Website and app data records:
----------

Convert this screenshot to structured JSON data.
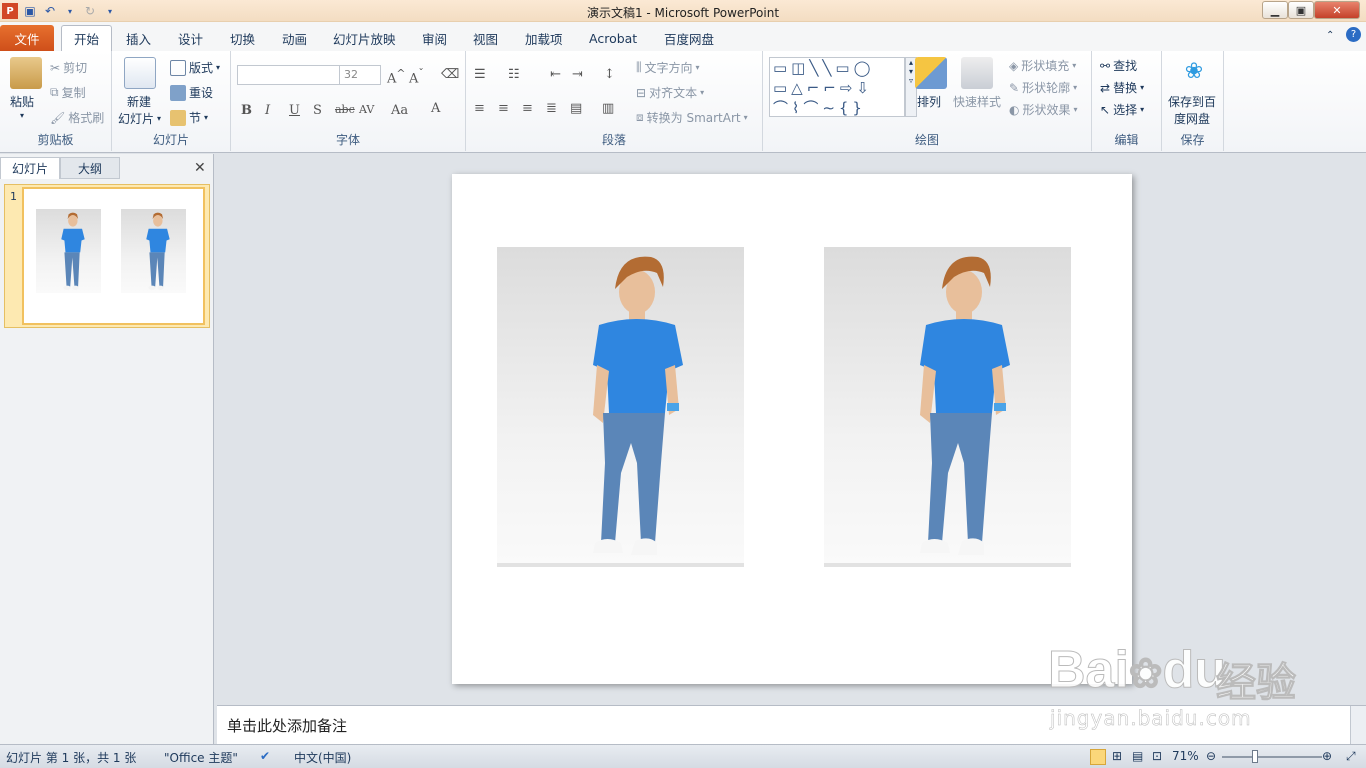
{
  "title": "演示文稿1  -  Microsoft PowerPoint",
  "tabs": [
    "文件",
    "开始",
    "插入",
    "设计",
    "切换",
    "动画",
    "幻灯片放映",
    "审阅",
    "视图",
    "加载项",
    "Acrobat",
    "百度网盘"
  ],
  "clipboard": {
    "paste": "粘贴",
    "cut": "剪切",
    "copy": "复制",
    "painter": "格式刷",
    "label": "剪贴板"
  },
  "slides_group": {
    "new": "新建",
    "new2": "幻灯片",
    "layout": "版式",
    "reset": "重设",
    "section": "节",
    "label": "幻灯片"
  },
  "font_group": {
    "font_name": "",
    "font_size": "32",
    "label": "字体"
  },
  "paragraph_group": {
    "text_dir": "文字方向",
    "align_text": "对齐文本",
    "smartart": "转换为 SmartArt",
    "label": "段落"
  },
  "drawing_group": {
    "arrange": "排列",
    "quick_styles": "快速样式",
    "fill": "形状填充",
    "outline": "形状轮廓",
    "effects": "形状效果",
    "label": "绘图"
  },
  "editing_group": {
    "find": "查找",
    "replace": "替换",
    "select": "选择",
    "label": "编辑"
  },
  "save_group": {
    "save1": "保存到百",
    "save2": "度网盘",
    "label": "保存"
  },
  "panel_tabs": {
    "slides": "幻灯片",
    "outline": "大纲"
  },
  "slide_number": "1",
  "notes_placeholder": "单击此处添加备注",
  "status": {
    "slide_info": "幻灯片 第 1 张，共 1 张",
    "theme": "\"Office 主题\"",
    "language": "中文(中国)",
    "zoom": "71%"
  },
  "watermark": {
    "brand": "Bai",
    "brand2": "du",
    "brand_cn": "经验",
    "url": "jingyan.baidu.com"
  },
  "colors": {
    "accent_orange": "#cf4f1a",
    "shirt": "#2f86e0",
    "jeans": "#5b86b8",
    "selected_thumb": "#f1c15f"
  }
}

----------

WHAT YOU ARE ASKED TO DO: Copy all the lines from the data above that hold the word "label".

RESULT OF THIS EXERCISE:
    "label": "剪贴板"
    "label": "幻灯片"
    "label": "字体"
    "label": "段落"
    "label": "绘图"
    "label": "编辑"
    "label": "保存"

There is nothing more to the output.